Excerpts from an interface dataset:
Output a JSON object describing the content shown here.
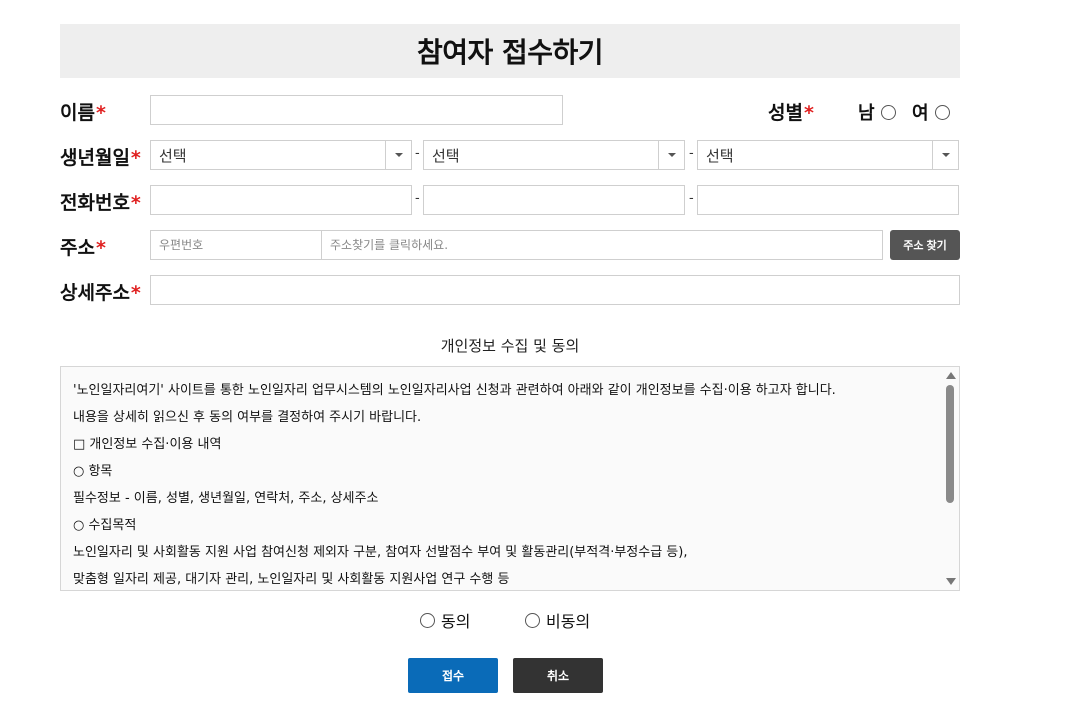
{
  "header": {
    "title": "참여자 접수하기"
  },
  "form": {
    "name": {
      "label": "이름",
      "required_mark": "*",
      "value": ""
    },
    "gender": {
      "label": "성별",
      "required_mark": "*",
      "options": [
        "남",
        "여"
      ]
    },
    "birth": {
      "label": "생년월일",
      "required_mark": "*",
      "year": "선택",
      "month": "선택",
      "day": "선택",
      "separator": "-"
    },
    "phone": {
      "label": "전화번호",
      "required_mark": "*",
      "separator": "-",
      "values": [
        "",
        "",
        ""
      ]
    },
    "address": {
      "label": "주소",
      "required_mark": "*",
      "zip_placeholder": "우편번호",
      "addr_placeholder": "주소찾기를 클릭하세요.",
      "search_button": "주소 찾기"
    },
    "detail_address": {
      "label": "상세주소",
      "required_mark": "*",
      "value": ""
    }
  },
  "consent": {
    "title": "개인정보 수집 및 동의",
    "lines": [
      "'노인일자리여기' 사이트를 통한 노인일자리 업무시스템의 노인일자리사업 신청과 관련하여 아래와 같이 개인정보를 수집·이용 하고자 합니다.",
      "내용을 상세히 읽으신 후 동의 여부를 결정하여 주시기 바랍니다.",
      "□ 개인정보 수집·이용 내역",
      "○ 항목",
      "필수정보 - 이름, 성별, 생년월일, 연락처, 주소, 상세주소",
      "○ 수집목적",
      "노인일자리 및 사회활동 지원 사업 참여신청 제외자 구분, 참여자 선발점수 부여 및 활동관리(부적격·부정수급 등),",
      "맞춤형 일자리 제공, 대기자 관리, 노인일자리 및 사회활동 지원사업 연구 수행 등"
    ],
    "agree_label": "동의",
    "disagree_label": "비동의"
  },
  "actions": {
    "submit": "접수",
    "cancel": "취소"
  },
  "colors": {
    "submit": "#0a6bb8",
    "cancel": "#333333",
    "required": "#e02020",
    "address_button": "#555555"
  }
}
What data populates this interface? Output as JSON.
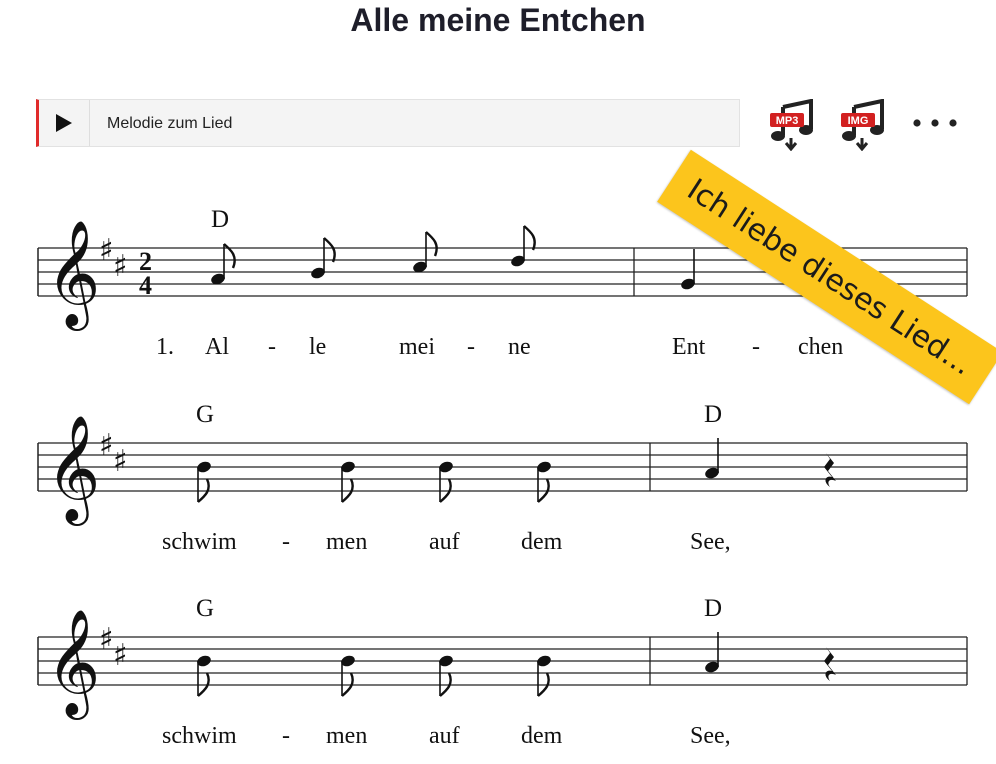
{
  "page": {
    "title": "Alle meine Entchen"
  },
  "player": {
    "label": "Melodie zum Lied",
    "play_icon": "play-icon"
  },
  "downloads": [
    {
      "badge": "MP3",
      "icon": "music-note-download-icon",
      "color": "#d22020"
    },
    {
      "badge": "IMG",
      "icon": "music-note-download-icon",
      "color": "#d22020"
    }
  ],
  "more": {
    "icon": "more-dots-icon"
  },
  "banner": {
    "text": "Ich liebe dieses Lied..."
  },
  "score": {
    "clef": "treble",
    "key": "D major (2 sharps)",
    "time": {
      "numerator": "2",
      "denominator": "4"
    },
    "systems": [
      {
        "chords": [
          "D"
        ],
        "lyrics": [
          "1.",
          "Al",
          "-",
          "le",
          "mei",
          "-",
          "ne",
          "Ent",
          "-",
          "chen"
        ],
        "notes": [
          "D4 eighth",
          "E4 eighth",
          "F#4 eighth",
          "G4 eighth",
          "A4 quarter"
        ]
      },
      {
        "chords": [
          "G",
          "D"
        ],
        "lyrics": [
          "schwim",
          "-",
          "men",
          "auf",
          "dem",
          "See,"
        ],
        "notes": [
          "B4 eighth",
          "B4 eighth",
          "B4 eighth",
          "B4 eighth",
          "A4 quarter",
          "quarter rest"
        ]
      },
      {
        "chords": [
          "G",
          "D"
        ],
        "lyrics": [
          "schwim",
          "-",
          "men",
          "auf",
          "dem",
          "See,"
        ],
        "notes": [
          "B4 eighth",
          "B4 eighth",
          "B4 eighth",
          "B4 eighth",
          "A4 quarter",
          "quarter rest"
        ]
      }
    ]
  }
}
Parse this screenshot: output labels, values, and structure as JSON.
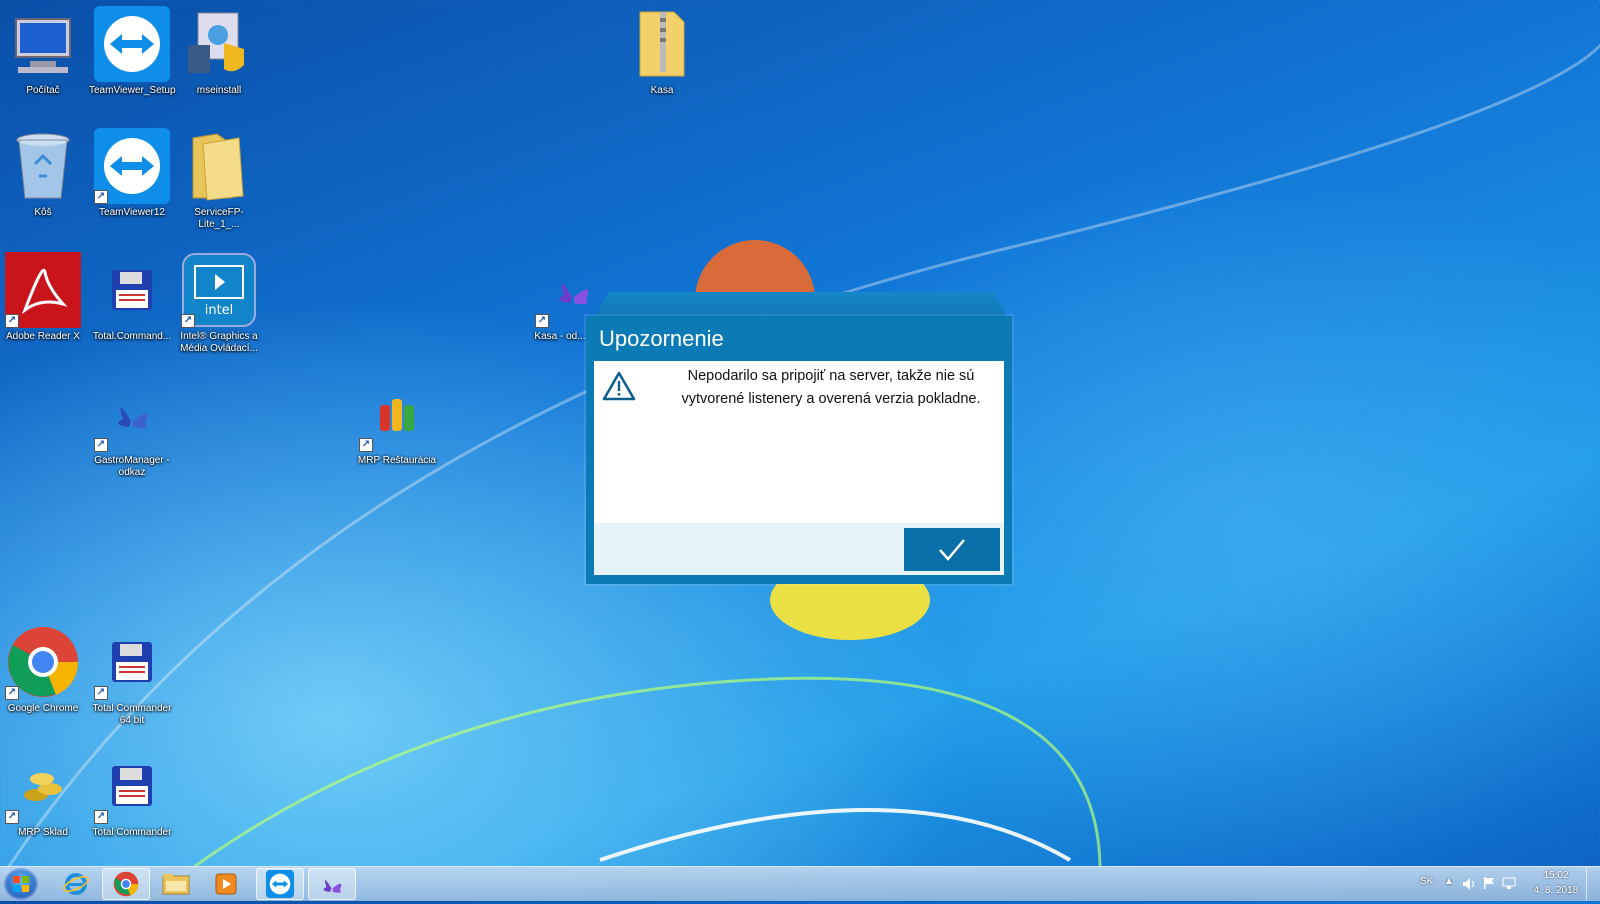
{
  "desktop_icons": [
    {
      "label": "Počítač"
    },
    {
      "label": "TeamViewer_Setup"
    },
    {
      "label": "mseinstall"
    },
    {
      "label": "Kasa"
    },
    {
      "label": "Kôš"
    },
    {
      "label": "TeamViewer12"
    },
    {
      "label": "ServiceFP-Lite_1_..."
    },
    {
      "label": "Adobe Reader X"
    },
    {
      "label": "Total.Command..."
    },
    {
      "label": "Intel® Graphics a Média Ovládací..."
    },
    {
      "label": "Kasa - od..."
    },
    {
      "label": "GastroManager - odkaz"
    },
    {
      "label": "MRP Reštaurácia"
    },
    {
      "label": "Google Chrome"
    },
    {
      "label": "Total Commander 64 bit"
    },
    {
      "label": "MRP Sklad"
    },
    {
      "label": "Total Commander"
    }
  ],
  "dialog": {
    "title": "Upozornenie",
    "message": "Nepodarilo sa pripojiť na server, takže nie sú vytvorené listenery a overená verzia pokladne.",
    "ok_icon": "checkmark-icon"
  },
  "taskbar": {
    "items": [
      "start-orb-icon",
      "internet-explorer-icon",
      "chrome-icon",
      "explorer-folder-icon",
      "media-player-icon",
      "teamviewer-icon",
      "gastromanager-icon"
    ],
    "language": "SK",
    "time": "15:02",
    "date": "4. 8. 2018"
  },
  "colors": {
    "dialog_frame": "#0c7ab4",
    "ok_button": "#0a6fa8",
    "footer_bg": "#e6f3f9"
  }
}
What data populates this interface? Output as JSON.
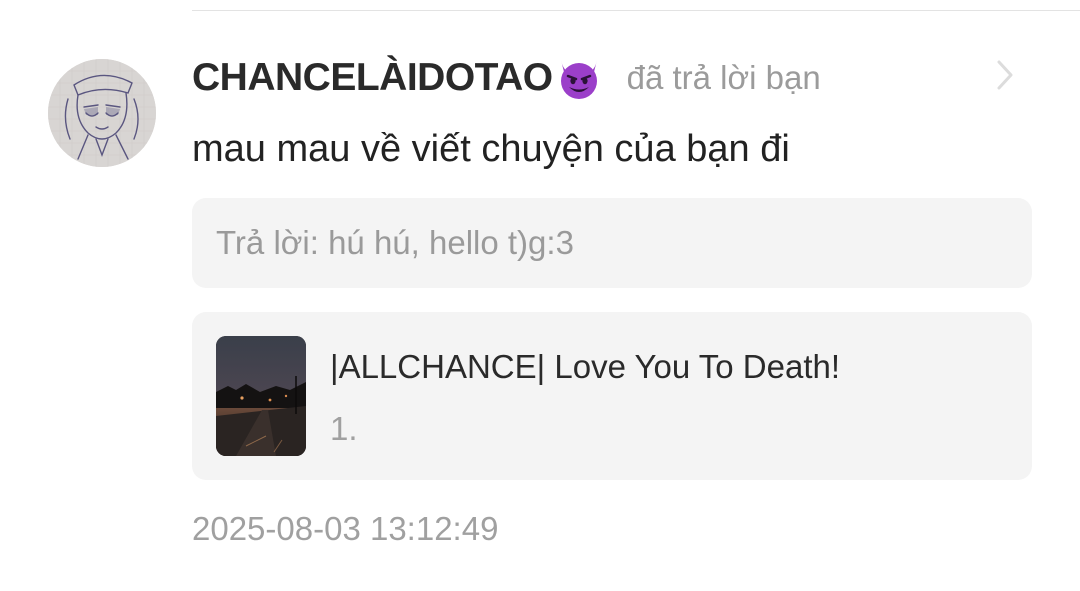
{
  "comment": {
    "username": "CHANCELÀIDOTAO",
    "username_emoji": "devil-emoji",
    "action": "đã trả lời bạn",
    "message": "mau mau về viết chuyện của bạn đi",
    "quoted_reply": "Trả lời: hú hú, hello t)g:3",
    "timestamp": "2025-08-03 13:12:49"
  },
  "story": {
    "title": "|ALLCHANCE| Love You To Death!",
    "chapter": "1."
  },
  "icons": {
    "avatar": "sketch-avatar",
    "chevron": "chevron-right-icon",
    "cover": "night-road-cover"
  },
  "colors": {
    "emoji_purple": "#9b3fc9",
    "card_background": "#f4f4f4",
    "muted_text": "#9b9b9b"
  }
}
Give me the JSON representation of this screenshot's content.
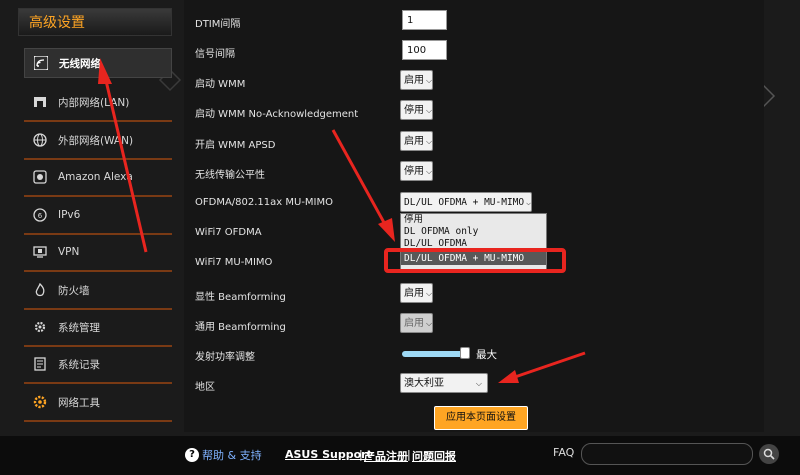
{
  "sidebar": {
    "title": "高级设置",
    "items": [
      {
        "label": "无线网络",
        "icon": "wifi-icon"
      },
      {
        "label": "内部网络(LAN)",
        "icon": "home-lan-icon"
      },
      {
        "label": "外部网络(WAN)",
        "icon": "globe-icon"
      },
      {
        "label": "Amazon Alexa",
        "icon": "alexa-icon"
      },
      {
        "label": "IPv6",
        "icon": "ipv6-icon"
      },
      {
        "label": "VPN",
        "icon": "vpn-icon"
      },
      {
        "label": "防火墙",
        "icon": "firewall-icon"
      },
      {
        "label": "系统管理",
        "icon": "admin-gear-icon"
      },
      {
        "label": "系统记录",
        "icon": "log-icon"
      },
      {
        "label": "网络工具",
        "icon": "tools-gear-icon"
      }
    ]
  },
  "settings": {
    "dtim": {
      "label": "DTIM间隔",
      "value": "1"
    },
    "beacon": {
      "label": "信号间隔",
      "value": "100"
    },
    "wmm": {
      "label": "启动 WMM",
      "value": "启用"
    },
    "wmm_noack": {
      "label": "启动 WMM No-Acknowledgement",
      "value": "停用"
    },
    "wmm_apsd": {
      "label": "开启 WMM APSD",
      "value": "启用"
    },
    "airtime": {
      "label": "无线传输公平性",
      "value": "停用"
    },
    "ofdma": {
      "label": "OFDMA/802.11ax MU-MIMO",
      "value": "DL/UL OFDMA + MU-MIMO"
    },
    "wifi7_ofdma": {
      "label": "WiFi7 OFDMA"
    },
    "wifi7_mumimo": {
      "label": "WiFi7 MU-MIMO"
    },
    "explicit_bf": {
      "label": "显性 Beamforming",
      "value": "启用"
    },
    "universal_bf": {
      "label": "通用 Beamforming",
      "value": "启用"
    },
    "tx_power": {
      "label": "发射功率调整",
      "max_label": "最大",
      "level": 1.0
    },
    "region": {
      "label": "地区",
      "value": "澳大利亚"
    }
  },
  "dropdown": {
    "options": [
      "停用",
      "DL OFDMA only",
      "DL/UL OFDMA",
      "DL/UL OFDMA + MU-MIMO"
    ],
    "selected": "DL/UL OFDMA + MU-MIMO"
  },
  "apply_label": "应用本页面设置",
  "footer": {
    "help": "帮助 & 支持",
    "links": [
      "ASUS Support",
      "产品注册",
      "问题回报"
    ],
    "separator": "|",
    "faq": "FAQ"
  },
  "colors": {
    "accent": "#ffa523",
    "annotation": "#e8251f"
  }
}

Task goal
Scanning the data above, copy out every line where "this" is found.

Task answer
What data populates this interface? Output as JSON.
Parse this screenshot: output labels, values, and structure as JSON.
What data populates this interface? Output as JSON.
Give me the JSON representation of this screenshot's content.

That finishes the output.